» **EXERCISE DATA**:
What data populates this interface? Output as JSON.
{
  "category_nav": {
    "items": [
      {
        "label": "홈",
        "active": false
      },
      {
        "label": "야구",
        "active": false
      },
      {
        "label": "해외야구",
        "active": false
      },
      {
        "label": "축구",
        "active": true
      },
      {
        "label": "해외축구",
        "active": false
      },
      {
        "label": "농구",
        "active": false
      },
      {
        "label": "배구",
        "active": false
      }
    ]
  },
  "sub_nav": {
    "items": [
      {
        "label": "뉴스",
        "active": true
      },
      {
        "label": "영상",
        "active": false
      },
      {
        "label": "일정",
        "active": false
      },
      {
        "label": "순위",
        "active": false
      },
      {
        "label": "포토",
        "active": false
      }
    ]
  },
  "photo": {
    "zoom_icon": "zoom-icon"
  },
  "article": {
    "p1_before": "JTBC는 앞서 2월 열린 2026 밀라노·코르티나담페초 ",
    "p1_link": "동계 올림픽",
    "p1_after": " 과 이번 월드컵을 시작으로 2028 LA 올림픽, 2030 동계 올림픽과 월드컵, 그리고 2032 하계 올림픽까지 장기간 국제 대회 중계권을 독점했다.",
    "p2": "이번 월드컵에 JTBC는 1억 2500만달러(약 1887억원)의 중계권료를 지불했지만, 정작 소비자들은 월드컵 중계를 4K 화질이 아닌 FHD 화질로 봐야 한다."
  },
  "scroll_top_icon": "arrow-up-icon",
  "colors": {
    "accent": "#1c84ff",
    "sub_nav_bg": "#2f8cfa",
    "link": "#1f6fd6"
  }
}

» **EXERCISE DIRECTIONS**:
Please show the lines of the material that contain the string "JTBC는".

» **SOLUTION TO THIS TASK**:
    "p1_before": "JTBC는 앞서 2월 열린 2026 밀라노·코르티나담페초 ",
    "p2": "이번 월드컵에 JTBC는 1억 2500만달러(약 1887억원)의 중계권료를 지불했지만, 정작 소비자들은 월드컵 중계를 4K 화질이 아닌 FHD 화질로 봐야 한다."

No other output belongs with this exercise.